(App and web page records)

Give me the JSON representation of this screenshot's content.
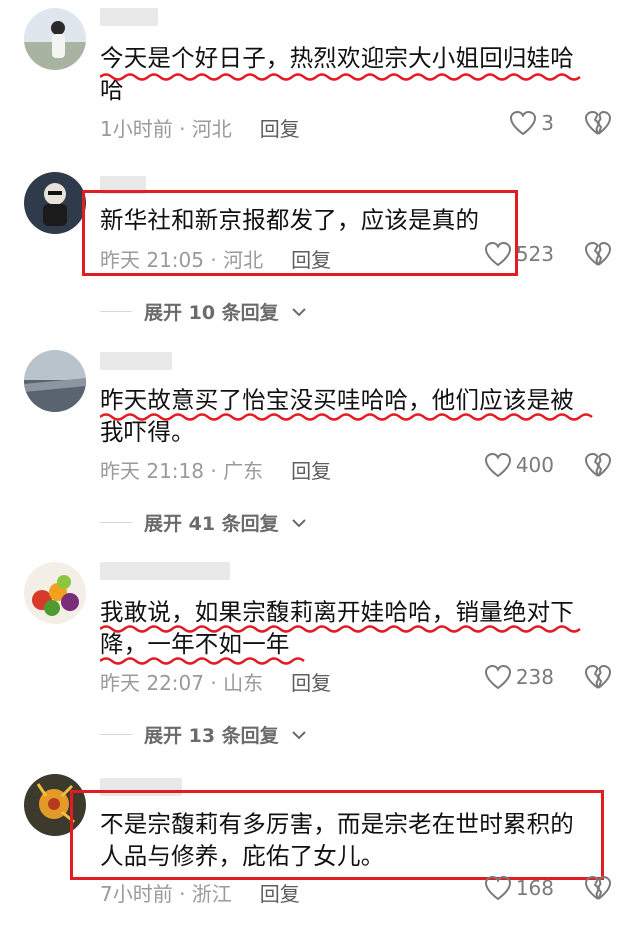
{
  "colors": {
    "highlight": "#e31c23",
    "text": "#111111",
    "meta": "#9a9a9a"
  },
  "icons": {
    "like": "heart-outline-icon",
    "dislike": "broken-heart-icon",
    "expand": "chevron-down-icon"
  },
  "comments": [
    {
      "text_line1": "今天是个好日子，热烈欢迎宗大小姐回归娃哈",
      "text_line2": "哈",
      "meta": "1小时前 · 河北",
      "reply": "回复",
      "likes": "3"
    },
    {
      "text": "新华社和新京报都发了，应该是真的",
      "meta": "昨天 21:05 · 河北",
      "reply": "回复",
      "likes": "523",
      "expand": "展开 10 条回复"
    },
    {
      "text_line1": "昨天故意买了怡宝没买哇哈哈，他们应该是被",
      "text_line2": "我吓得。",
      "meta": "昨天 21:18 · 广东",
      "reply": "回复",
      "likes": "400",
      "expand": "展开 41 条回复"
    },
    {
      "text_line1": "我敢说，如果宗馥莉离开娃哈哈，销量绝对下",
      "text_line2": "降，一年不如一年",
      "meta": "昨天 22:07 · 山东",
      "reply": "回复",
      "likes": "238",
      "expand": "展开 13 条回复"
    },
    {
      "text_line1": "不是宗馥莉有多厉害，而是宗老在世时累积的",
      "text_line2": "人品与修养，庇佑了女儿。",
      "meta": "7小时前 · 浙江",
      "reply": "回复",
      "likes": "168"
    }
  ]
}
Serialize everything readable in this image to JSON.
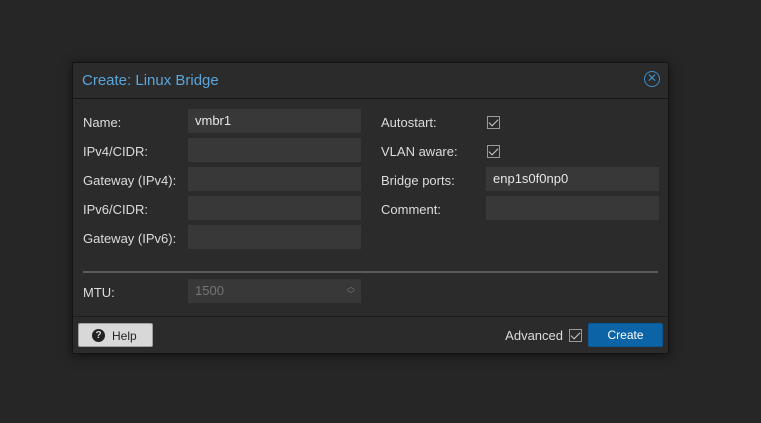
{
  "dialog": {
    "title": "Create: Linux Bridge",
    "close_icon": "close-circle-icon"
  },
  "left": {
    "name": {
      "label": "Name:",
      "value": "vmbr1"
    },
    "ipv4": {
      "label": "IPv4/CIDR:",
      "value": ""
    },
    "gw4": {
      "label": "Gateway (IPv4):",
      "value": ""
    },
    "ipv6": {
      "label": "IPv6/CIDR:",
      "value": ""
    },
    "gw6": {
      "label": "Gateway (IPv6):",
      "value": ""
    }
  },
  "right": {
    "autostart": {
      "label": "Autostart:",
      "checked": true
    },
    "vlan": {
      "label": "VLAN aware:",
      "checked": true
    },
    "ports": {
      "label": "Bridge ports:",
      "value": "enp1s0f0np0"
    },
    "comment": {
      "label": "Comment:",
      "value": ""
    }
  },
  "mtu": {
    "label": "MTU:",
    "placeholder": "1500"
  },
  "footer": {
    "help_label": "Help",
    "help_icon": "question-circle-icon",
    "advanced_label": "Advanced",
    "advanced_checked": true,
    "create_label": "Create"
  },
  "colors": {
    "title": "#5aa6dc",
    "primary_button": "#0c64a6",
    "background": "#262626",
    "dialog": "#2b2b2b",
    "field": "#383838"
  }
}
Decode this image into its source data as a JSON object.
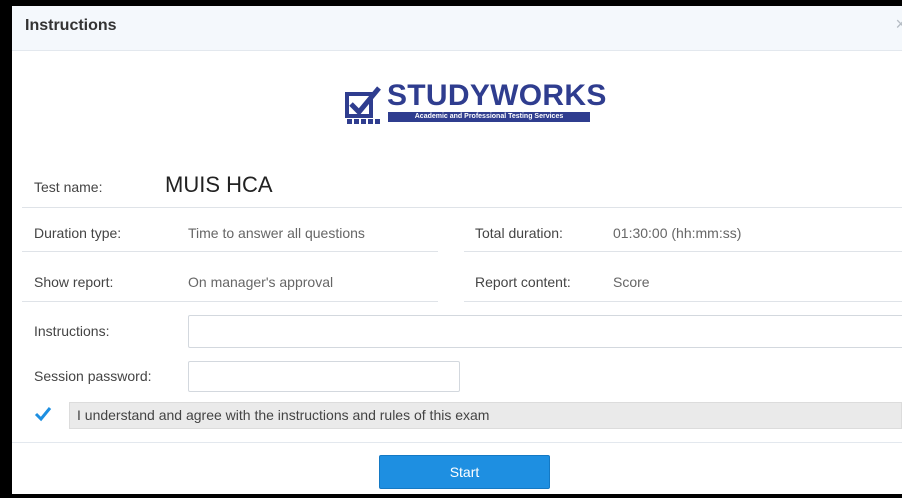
{
  "dialog": {
    "title": "Instructions",
    "close_symbol": "×"
  },
  "logo": {
    "name": "STUDYWORKS",
    "tagline": "Academic and Professional Testing Services",
    "icon": "checkbox-check-icon"
  },
  "test": {
    "label": "Test name:",
    "value": "MUIS HCA"
  },
  "details": {
    "duration_type": {
      "label": "Duration type:",
      "value": "Time to answer all questions"
    },
    "total_duration": {
      "label": "Total duration:",
      "value": "01:30:00 (hh:mm:ss)"
    },
    "show_report": {
      "label": "Show report:",
      "value": "On manager's approval"
    },
    "report_content": {
      "label": "Report content:",
      "value": "Score"
    }
  },
  "instructions": {
    "label": "Instructions:",
    "value": ""
  },
  "session_password": {
    "label": "Session password:",
    "value": ""
  },
  "agree": {
    "checked": true,
    "text": "I understand and agree with the instructions and rules of this exam"
  },
  "start_button": {
    "label": "Start"
  },
  "colors": {
    "primary": "#1e8fe1",
    "logo": "#2f3d8f",
    "check": "#1e8fe1"
  }
}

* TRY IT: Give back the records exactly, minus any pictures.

* ANSWER SPACE:
Give me the JSON representation of this screenshot's content.
{
  "colors": {
    "highlight": "#e31c23",
    "text": "#111111",
    "meta": "#9a9a9a"
  },
  "icons": {
    "like": "heart-outline-icon",
    "dislike": "broken-heart-icon",
    "expand": "chevron-down-icon"
  },
  "comments": [
    {
      "text_line1": "今天是个好日子，热烈欢迎宗大小姐回归娃哈",
      "text_line2": "哈",
      "meta": "1小时前 · 河北",
      "reply": "回复",
      "likes": "3"
    },
    {
      "text": "新华社和新京报都发了，应该是真的",
      "meta": "昨天 21:05 · 河北",
      "reply": "回复",
      "likes": "523",
      "expand": "展开 10 条回复"
    },
    {
      "text_line1": "昨天故意买了怡宝没买哇哈哈，他们应该是被",
      "text_line2": "我吓得。",
      "meta": "昨天 21:18 · 广东",
      "reply": "回复",
      "likes": "400",
      "expand": "展开 41 条回复"
    },
    {
      "text_line1": "我敢说，如果宗馥莉离开娃哈哈，销量绝对下",
      "text_line2": "降，一年不如一年",
      "meta": "昨天 22:07 · 山东",
      "reply": "回复",
      "likes": "238",
      "expand": "展开 13 条回复"
    },
    {
      "text_line1": "不是宗馥莉有多厉害，而是宗老在世时累积的",
      "text_line2": "人品与修养，庇佑了女儿。",
      "meta": "7小时前 · 浙江",
      "reply": "回复",
      "likes": "168"
    }
  ]
}
Serialize everything readable in this image to JSON.
{
  "dialog": {
    "title": "Create: Linux Bridge",
    "close_icon": "close-circle-icon"
  },
  "left": {
    "name": {
      "label": "Name:",
      "value": "vmbr1"
    },
    "ipv4": {
      "label": "IPv4/CIDR:",
      "value": ""
    },
    "gw4": {
      "label": "Gateway (IPv4):",
      "value": ""
    },
    "ipv6": {
      "label": "IPv6/CIDR:",
      "value": ""
    },
    "gw6": {
      "label": "Gateway (IPv6):",
      "value": ""
    }
  },
  "right": {
    "autostart": {
      "label": "Autostart:",
      "checked": true
    },
    "vlan": {
      "label": "VLAN aware:",
      "checked": true
    },
    "ports": {
      "label": "Bridge ports:",
      "value": "enp1s0f0np0"
    },
    "comment": {
      "label": "Comment:",
      "value": ""
    }
  },
  "mtu": {
    "label": "MTU:",
    "placeholder": "1500"
  },
  "footer": {
    "help_label": "Help",
    "help_icon": "question-circle-icon",
    "advanced_label": "Advanced",
    "advanced_checked": true,
    "create_label": "Create"
  },
  "colors": {
    "title": "#5aa6dc",
    "primary_button": "#0c64a6",
    "background": "#262626",
    "dialog": "#2b2b2b",
    "field": "#383838"
  }
}
Decode this image into its source data as a JSON object.
{
  "dialog": {
    "title": "Instructions",
    "close_symbol": "×"
  },
  "logo": {
    "name": "STUDYWORKS",
    "tagline": "Academic and Professional Testing Services",
    "icon": "checkbox-check-icon"
  },
  "test": {
    "label": "Test name:",
    "value": "MUIS HCA"
  },
  "details": {
    "duration_type": {
      "label": "Duration type:",
      "value": "Time to answer all questions"
    },
    "total_duration": {
      "label": "Total duration:",
      "value": "01:30:00 (hh:mm:ss)"
    },
    "show_report": {
      "label": "Show report:",
      "value": "On manager's approval"
    },
    "report_content": {
      "label": "Report content:",
      "value": "Score"
    }
  },
  "instructions": {
    "label": "Instructions:",
    "value": ""
  },
  "session_password": {
    "label": "Session password:",
    "value": ""
  },
  "agree": {
    "checked": true,
    "text": "I understand and agree with the instructions and rules of this exam"
  },
  "start_button": {
    "label": "Start"
  },
  "colors": {
    "primary": "#1e8fe1",
    "logo": "#2f3d8f",
    "check": "#1e8fe1"
  }
}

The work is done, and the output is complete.